10 Apr Emily Blunt — From Stutter to Stagecraft
Most people know Emily Blunt as a Golden Globe-nominated film and stage actress, who recently won accolades for playing the character of the beloved nanny in the Mary Poppins Returns. However, between the ages of 7 and 14 she developed a crippling stutter that had her struggling to even hold a simple conversation.
“I was a smart kid and had a lot to say, but I just couldn’t say it,” she claimed in an interview for W Magazine. “I never thought I’d be able to sit and talk to someone like I’m talking to you right now.”
For Blunt, it was one junior high teacher in particular that she claims helped her overcome her fear of speaking by encouraging her to try out for the school play. At first, Blunt resisted the idea, but the teacher wouldn’t give up on her and coaxed her to take acting lessons and experiment with different accents and character voices to help express herself. In the end, those efforts paid off for her immensely. In addition to her incredibly successful career as an actress, she also became a member of the board of directors for the American Institute for Stuttering.

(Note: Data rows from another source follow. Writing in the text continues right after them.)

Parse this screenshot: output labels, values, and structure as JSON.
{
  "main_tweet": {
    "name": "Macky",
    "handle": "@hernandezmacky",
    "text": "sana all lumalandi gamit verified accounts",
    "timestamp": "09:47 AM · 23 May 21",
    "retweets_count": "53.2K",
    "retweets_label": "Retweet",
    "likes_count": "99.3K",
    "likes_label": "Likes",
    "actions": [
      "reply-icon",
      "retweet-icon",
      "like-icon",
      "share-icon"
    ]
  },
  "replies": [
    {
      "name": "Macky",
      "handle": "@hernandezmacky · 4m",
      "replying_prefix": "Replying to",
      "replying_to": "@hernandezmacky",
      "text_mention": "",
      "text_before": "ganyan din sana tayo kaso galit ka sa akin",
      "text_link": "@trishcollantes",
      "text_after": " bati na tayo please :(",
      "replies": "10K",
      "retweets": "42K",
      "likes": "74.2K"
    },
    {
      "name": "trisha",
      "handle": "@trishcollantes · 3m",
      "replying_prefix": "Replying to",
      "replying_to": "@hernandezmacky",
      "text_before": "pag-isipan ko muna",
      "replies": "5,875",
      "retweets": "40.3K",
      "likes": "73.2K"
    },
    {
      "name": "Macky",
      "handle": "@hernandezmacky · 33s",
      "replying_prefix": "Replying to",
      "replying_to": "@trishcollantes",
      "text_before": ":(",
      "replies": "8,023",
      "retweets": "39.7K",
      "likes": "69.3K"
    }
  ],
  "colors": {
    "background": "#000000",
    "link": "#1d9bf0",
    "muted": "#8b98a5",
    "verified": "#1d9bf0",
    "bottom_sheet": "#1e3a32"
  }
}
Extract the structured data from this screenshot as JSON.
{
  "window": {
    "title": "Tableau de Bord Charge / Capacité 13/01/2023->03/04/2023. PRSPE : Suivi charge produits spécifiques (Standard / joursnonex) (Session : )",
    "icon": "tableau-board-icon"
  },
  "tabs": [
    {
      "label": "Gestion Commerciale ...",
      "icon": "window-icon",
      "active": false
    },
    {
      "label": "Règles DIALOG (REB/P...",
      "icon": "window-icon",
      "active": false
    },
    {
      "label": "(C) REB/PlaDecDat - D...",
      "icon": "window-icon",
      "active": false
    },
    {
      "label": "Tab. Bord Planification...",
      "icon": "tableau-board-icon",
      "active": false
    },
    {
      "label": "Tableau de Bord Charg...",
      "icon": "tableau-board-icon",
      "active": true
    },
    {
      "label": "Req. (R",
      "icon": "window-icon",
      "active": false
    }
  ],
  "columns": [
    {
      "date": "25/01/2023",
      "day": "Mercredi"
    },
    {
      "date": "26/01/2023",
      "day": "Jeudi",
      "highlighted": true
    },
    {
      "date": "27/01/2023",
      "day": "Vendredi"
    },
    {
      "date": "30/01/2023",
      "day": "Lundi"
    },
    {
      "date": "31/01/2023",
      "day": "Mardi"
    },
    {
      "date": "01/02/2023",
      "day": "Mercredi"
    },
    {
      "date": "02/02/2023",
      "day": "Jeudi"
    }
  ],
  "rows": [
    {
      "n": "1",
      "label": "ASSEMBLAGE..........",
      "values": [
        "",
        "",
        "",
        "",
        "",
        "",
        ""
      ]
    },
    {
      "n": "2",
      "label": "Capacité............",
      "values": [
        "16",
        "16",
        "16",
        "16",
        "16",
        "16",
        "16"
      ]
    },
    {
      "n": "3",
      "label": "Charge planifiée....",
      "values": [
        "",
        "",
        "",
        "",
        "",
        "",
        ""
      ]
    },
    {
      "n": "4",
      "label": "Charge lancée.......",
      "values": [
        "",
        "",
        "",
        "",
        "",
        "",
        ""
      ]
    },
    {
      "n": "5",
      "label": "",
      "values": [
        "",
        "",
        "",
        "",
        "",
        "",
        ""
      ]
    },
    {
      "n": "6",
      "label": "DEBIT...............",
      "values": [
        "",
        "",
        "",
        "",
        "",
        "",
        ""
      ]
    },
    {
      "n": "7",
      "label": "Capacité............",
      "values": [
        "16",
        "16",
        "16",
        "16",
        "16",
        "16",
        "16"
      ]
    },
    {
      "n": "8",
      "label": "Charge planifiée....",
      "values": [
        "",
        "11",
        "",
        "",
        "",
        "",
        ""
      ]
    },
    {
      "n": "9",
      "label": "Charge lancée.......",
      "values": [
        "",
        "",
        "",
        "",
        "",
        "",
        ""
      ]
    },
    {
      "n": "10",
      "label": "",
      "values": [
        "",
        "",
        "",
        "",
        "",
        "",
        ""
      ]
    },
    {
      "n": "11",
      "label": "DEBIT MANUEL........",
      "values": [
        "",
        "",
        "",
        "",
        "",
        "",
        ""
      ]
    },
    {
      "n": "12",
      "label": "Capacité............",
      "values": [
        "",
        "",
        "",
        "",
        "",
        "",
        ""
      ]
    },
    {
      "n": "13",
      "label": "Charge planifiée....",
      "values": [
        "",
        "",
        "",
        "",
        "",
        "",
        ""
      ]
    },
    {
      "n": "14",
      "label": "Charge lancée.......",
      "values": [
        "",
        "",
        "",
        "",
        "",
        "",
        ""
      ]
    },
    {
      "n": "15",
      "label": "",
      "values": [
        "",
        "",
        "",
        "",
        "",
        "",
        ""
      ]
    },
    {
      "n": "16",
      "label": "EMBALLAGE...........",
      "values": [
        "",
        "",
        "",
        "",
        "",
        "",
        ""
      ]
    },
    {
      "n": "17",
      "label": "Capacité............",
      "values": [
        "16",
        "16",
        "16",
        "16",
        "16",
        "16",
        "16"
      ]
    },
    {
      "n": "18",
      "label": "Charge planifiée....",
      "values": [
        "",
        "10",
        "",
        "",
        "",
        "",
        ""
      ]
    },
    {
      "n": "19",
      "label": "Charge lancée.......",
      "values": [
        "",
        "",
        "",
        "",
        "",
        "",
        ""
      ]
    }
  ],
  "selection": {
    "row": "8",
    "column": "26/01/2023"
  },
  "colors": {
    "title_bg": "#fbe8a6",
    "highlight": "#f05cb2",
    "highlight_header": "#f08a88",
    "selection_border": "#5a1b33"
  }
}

6 things you can do to help someone that stutters
Stuttering may seem like an easy problem that can be solved with some simple advice, but for many adults, it can be a chronic life-long disorder. Here are some ways that you, the listener, can help.
- Don’t make remarks like: “Slow down,” “Take a breath,” or “Relax.” Such simplistic advice can be felt as demeaning and is not helpful.
- Let the person know by your manner that you are listening to what he or she says — not how they say it.
- Maintain natural eye contact and wait patiently and naturally until the person is finished.
- You may be tempted to finish sentences or fill in words. Try not to do so.
- Be aware that those who stutter usually have more trouble controlling their speech on the telephone. Please be patient in this situation. If you pick up the phone and hear nothing, be sure it is not a person who stutters trying to start the conversation before you hang up.
- Speak in an unhurried way — but not so slowly as to sound unnatural. This promotes good communication with everyone.